Chair, Portsmouth Economic Development Committee

Hi, Rich...
Thanks for this important clarification. I don't think Roger identified himself as a member of the PEDC, but as a member, it might have been clearer if he had specifically disclaimed his remarks. Everyone has a right to speak their mind as a citizen, and I'm sure that's all he intended. My comment was more about how would have appeared to someone who recognized him from his official role.

Appreciate your providing the full EDC statement, and I've linked to it in the main post.

Best regards.

I agree with a lot of the EDC statement. Actually, all of it. The group has my greatest respect and I'm grateful that Portsmouth has a group of dedicated professionals who are willing to volunteer their time to provide an economic development perspective on this and other important issues. I can find nothing in the above statement that I think is wrong.

But I focus on this little bit of the statement where it says, "Beyond a strict “dollars and cents” analysis, there are many other factors to be considered that cannot be precisely quantified in dollars to the Town. These include things such as ... the quality of life and the New England character of the Town."

Boy does that say a mouthful! Ever live near a town that has a paper mill? I can assure you the dollars and cents analysis is irrelevant when you're smelling sulfur fumes all day. I've also lived near a shellfish processing plant. That made the sulfur fumes seem like perfume. Remember the old "combat zone" in Boston? Imagine those kind of businesses coming here.

The point is that not every commercial development is wanted. That's the honest truth, even though we are an "every business counts" community. Economic analysis is important, but it is not the only thing that is important. There is a quality of life analysis that must be factored into the mix along with the dollars and cents analysis.

That's why I support the moratorium and the process that will take place for Portsmouth to refine it's laws to ensure we will preserve our quality of life.

So thanks, PEDC Chair and thanks to all of the PEDC members who helped draft the statement. You are to be especially congratulated for having the fortitude to present the PEDC position even though it is likely not very popular. You have my deepest respect. I hope that you will also respect the opinions of those of us who do not view everything through an economic lens.

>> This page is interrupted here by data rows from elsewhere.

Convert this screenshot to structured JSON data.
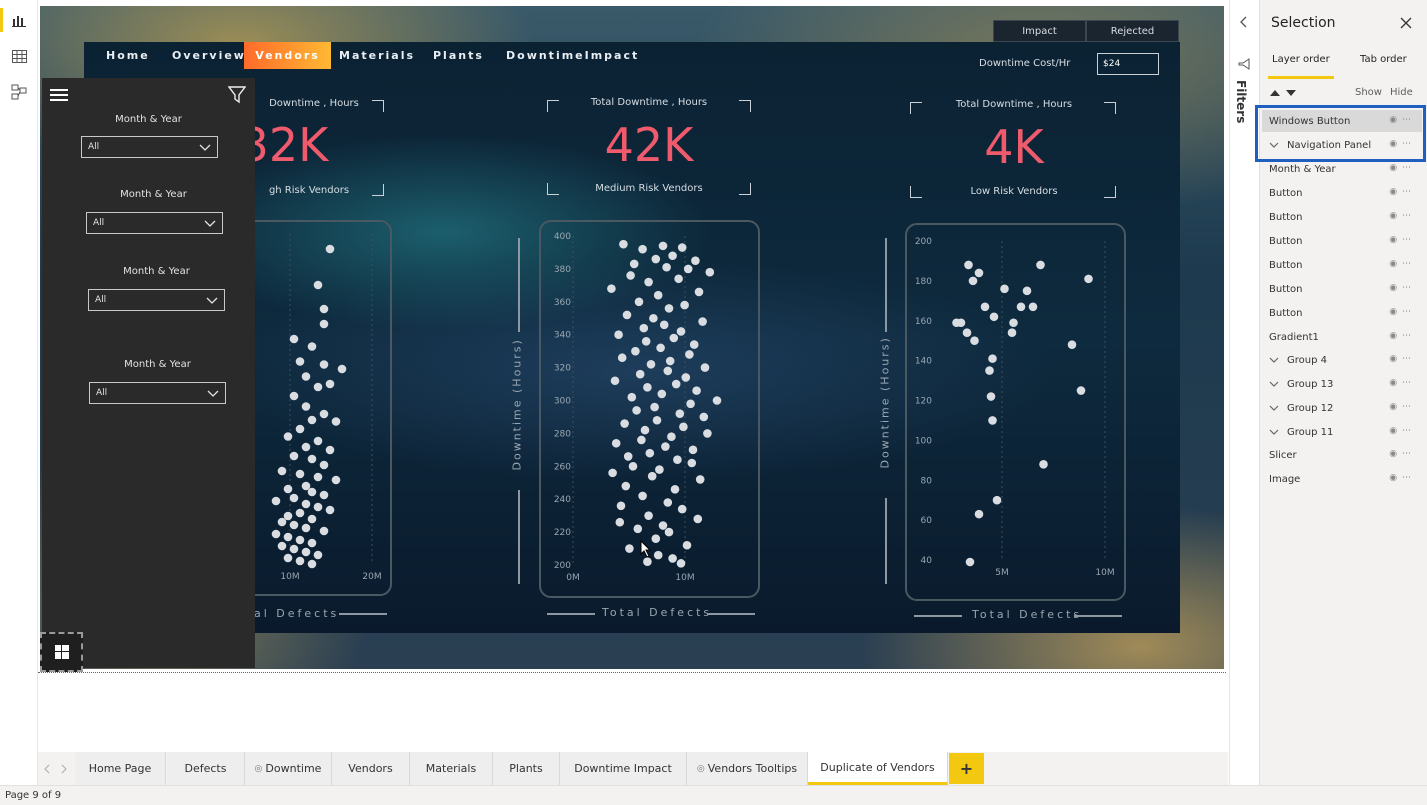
{
  "left_rail": {
    "icons": [
      "report-view-icon",
      "data-view-icon",
      "model-view-icon"
    ]
  },
  "dashboard": {
    "top_tabs": [
      "Impact",
      "Rejected"
    ],
    "nav": [
      "Home",
      "Overview",
      "Vendors",
      "Materials",
      "Plants",
      "DowntimeImpact"
    ],
    "nav_active": "Vendors",
    "downtime_cost_label": "Downtime Cost/Hr",
    "downtime_cost_value": "$24",
    "kpis": [
      {
        "title": "Downtime , Hours",
        "value": "32K",
        "subtitle": "gh Risk Vendors"
      },
      {
        "title": "Total Downtime , Hours",
        "value": "42K",
        "subtitle": "Medium Risk Vendors"
      },
      {
        "title": "Total Downtime , Hours",
        "value": "4K",
        "subtitle": "Low Risk Vendors"
      }
    ],
    "x_axis_title_left": "al Defects",
    "x_axis_title": "Total Defects",
    "y_axis_title": "Downtime (Hours)",
    "cursor": "pointer-cursor"
  },
  "chart_data": [
    {
      "type": "scatter",
      "title": "",
      "xlabel": "al Defects",
      "ylabel": "",
      "x_ticks": [
        "10M",
        "20M"
      ],
      "xlim": [
        0,
        22
      ],
      "ylim": [
        200,
        420
      ],
      "points": [
        [
          13,
          410
        ],
        [
          11,
          386
        ],
        [
          12,
          370
        ],
        [
          12,
          360
        ],
        [
          7,
          350
        ],
        [
          10,
          345
        ],
        [
          8,
          335
        ],
        [
          12,
          333
        ],
        [
          15,
          330
        ],
        [
          9,
          325
        ],
        [
          13,
          320
        ],
        [
          11,
          318
        ],
        [
          7,
          312
        ],
        [
          9,
          305
        ],
        [
          12,
          300
        ],
        [
          10,
          296
        ],
        [
          14,
          295
        ],
        [
          8,
          290
        ],
        [
          6,
          285
        ],
        [
          11,
          282
        ],
        [
          9,
          278
        ],
        [
          13,
          276
        ],
        [
          7,
          272
        ],
        [
          10,
          270
        ],
        [
          12,
          266
        ],
        [
          5,
          262
        ],
        [
          8,
          260
        ],
        [
          11,
          258
        ],
        [
          14,
          256
        ],
        [
          9,
          252
        ],
        [
          6,
          250
        ],
        [
          10,
          248
        ],
        [
          12,
          246
        ],
        [
          7,
          244
        ],
        [
          4,
          242
        ],
        [
          9,
          240
        ],
        [
          11,
          238
        ],
        [
          13,
          236
        ],
        [
          8,
          234
        ],
        [
          6,
          232
        ],
        [
          10,
          230
        ],
        [
          5,
          228
        ],
        [
          7,
          226
        ],
        [
          9,
          224
        ],
        [
          12,
          222
        ],
        [
          4,
          220
        ],
        [
          6,
          218
        ],
        [
          8,
          216
        ],
        [
          10,
          214
        ],
        [
          5,
          212
        ],
        [
          7,
          210
        ],
        [
          9,
          208
        ],
        [
          11,
          206
        ],
        [
          6,
          204
        ],
        [
          8,
          202
        ],
        [
          10,
          200
        ]
      ]
    },
    {
      "type": "scatter",
      "title": "",
      "xlabel": "Total Defects",
      "ylabel": "Downtime (Hours)",
      "x_ticks": [
        "0M",
        "10M"
      ],
      "y_ticks": [
        200,
        220,
        240,
        260,
        280,
        300,
        320,
        340,
        360,
        380,
        400
      ],
      "xlim": [
        0,
        14
      ],
      "ylim": [
        200,
        400
      ],
      "points": [
        [
          4.2,
          395
        ],
        [
          5.8,
          392
        ],
        [
          7.5,
          394
        ],
        [
          9.1,
          393
        ],
        [
          8.3,
          388
        ],
        [
          6.9,
          386
        ],
        [
          10.2,
          385
        ],
        [
          5.1,
          383
        ],
        [
          7.8,
          381
        ],
        [
          9.6,
          380
        ],
        [
          11.4,
          378
        ],
        [
          4.8,
          376
        ],
        [
          8.8,
          374
        ],
        [
          6.3,
          372
        ],
        [
          3.2,
          368
        ],
        [
          10.5,
          366
        ],
        [
          7.1,
          364
        ],
        [
          5.5,
          360
        ],
        [
          9.3,
          358
        ],
        [
          8.0,
          356
        ],
        [
          4.5,
          352
        ],
        [
          6.7,
          350
        ],
        [
          10.8,
          348
        ],
        [
          7.6,
          346
        ],
        [
          5.9,
          344
        ],
        [
          9.0,
          342
        ],
        [
          3.8,
          340
        ],
        [
          8.4,
          338
        ],
        [
          6.1,
          336
        ],
        [
          10.1,
          334
        ],
        [
          7.3,
          332
        ],
        [
          5.2,
          330
        ],
        [
          9.7,
          328
        ],
        [
          4.1,
          326
        ],
        [
          8.1,
          324
        ],
        [
          6.5,
          322
        ],
        [
          11.0,
          320
        ],
        [
          7.9,
          318
        ],
        [
          5.6,
          316
        ],
        [
          9.4,
          314
        ],
        [
          3.5,
          312
        ],
        [
          8.6,
          310
        ],
        [
          6.2,
          308
        ],
        [
          10.3,
          306
        ],
        [
          7.4,
          304
        ],
        [
          4.9,
          302
        ],
        [
          12.0,
          300
        ],
        [
          9.8,
          298
        ],
        [
          6.8,
          296
        ],
        [
          5.3,
          294
        ],
        [
          8.9,
          292
        ],
        [
          10.9,
          290
        ],
        [
          7.0,
          288
        ],
        [
          4.3,
          286
        ],
        [
          9.2,
          284
        ],
        [
          6.0,
          282
        ],
        [
          11.2,
          280
        ],
        [
          8.2,
          278
        ],
        [
          5.7,
          276
        ],
        [
          3.6,
          274
        ],
        [
          7.7,
          272
        ],
        [
          10.0,
          270
        ],
        [
          6.4,
          268
        ],
        [
          4.6,
          266
        ],
        [
          8.7,
          264
        ],
        [
          9.9,
          262
        ],
        [
          5.0,
          260
        ],
        [
          7.2,
          258
        ],
        [
          3.3,
          256
        ],
        [
          6.6,
          254
        ],
        [
          10.6,
          252
        ],
        [
          4.4,
          248
        ],
        [
          8.5,
          246
        ],
        [
          5.8,
          242
        ],
        [
          7.9,
          238
        ],
        [
          4.0,
          236
        ],
        [
          9.1,
          234
        ],
        [
          6.3,
          230
        ],
        [
          10.4,
          228
        ],
        [
          3.9,
          226
        ],
        [
          7.5,
          224
        ],
        [
          5.4,
          222
        ],
        [
          8.0,
          220
        ],
        [
          6.9,
          216
        ],
        [
          9.5,
          212
        ],
        [
          4.7,
          210
        ],
        [
          7.1,
          206
        ],
        [
          8.3,
          204
        ],
        [
          6.2,
          202
        ],
        [
          9.0,
          201
        ]
      ]
    },
    {
      "type": "scatter",
      "title": "",
      "xlabel": "Total Defects",
      "ylabel": "Downtime (Hours)",
      "x_ticks": [
        "5M",
        "10M"
      ],
      "y_ticks": [
        40,
        60,
        80,
        100,
        120,
        140,
        160,
        180,
        200
      ],
      "xlim": [
        0,
        12
      ],
      "ylim": [
        40,
        200
      ],
      "points": [
        [
          2.3,
          188
        ],
        [
          3.0,
          184
        ],
        [
          7.1,
          188
        ],
        [
          10.3,
          181
        ],
        [
          2.6,
          180
        ],
        [
          4.7,
          176
        ],
        [
          6.2,
          175
        ],
        [
          3.4,
          167
        ],
        [
          5.8,
          167
        ],
        [
          6.6,
          167
        ],
        [
          4.0,
          162
        ],
        [
          1.8,
          159
        ],
        [
          1.5,
          159
        ],
        [
          5.3,
          159
        ],
        [
          2.2,
          154
        ],
        [
          5.2,
          154
        ],
        [
          2.7,
          150
        ],
        [
          9.2,
          148
        ],
        [
          3.9,
          141
        ],
        [
          3.7,
          135
        ],
        [
          9.8,
          125
        ],
        [
          3.8,
          122
        ],
        [
          3.9,
          110
        ],
        [
          7.3,
          88
        ],
        [
          4.2,
          70
        ],
        [
          3.0,
          63
        ],
        [
          2.4,
          39
        ]
      ]
    }
  ],
  "nav_panel": {
    "menu_icon": "hamburger-icon",
    "filter_icon": "filter-icon",
    "slicers": [
      {
        "label": "Month & Year",
        "value": "All"
      },
      {
        "label": "Month & Year",
        "value": "All"
      },
      {
        "label": "Month & Year",
        "value": "All"
      },
      {
        "label": "Month & Year",
        "value": "All"
      }
    ],
    "windows_button": "windows-icon"
  },
  "filters_pane": {
    "label": "Filters"
  },
  "selection": {
    "title": "Selection",
    "tabs": [
      "Layer order",
      "Tab order"
    ],
    "show": "Show",
    "hide": "Hide",
    "layers": [
      "Windows Button",
      "Navigation Panel",
      "Month & Year",
      "Button",
      "Button",
      "Button",
      "Button",
      "Button",
      "Button",
      "Gradient1",
      "Group 4",
      "Group 13",
      "Group 12",
      "Group 11",
      "Slicer",
      "Image"
    ]
  },
  "page_tabs": [
    "Home Page",
    "Defects",
    "Downtime",
    "Vendors",
    "Materials",
    "Plants",
    "Downtime Impact",
    "Vendors Tooltips",
    "Duplicate of Vendors"
  ],
  "active_page": "Duplicate of Vendors",
  "add_page": "+",
  "status": "Page 9 of 9",
  "colors": {
    "accent": "#f2c811",
    "kpi": "#ef5b6c",
    "highlight": "#1f5fbf",
    "nav_active": "#ff8a2a"
  }
}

Amount of information imparted to the public about the moritorum meeting:
1) This Blog: A lengthy, detailed report.
2) The Providence Journal: A brief and adequate if not detailed summary
4) Today's Newport Daily News: NOTHING. Zip. Nada. Zero.